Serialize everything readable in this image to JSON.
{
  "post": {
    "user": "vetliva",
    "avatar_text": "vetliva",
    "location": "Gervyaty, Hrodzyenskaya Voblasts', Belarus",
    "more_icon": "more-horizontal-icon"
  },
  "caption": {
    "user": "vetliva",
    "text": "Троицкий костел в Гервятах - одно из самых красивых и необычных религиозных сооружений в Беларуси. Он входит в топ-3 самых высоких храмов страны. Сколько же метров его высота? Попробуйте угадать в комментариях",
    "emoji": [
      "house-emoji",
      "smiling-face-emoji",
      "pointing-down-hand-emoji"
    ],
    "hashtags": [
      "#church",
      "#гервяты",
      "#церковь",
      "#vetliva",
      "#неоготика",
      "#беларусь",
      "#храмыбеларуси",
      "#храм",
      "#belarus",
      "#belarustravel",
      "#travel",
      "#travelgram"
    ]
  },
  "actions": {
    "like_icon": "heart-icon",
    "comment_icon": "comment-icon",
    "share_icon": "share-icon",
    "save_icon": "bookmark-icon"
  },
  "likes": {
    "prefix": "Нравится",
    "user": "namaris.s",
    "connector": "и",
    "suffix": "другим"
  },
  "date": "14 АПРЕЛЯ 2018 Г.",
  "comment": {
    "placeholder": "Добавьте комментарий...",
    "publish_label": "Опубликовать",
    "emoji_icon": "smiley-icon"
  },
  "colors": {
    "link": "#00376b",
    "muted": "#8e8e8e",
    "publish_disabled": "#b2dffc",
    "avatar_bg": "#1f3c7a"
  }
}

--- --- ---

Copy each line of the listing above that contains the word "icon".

Task solution:
    "more_icon": "more-horizontal-icon"
    "like_icon": "heart-icon",
    "comment_icon": "comment-icon",
    "share_icon": "share-icon",
    "save_icon": "bookmark-icon"
    "emoji_icon": "smiley-icon"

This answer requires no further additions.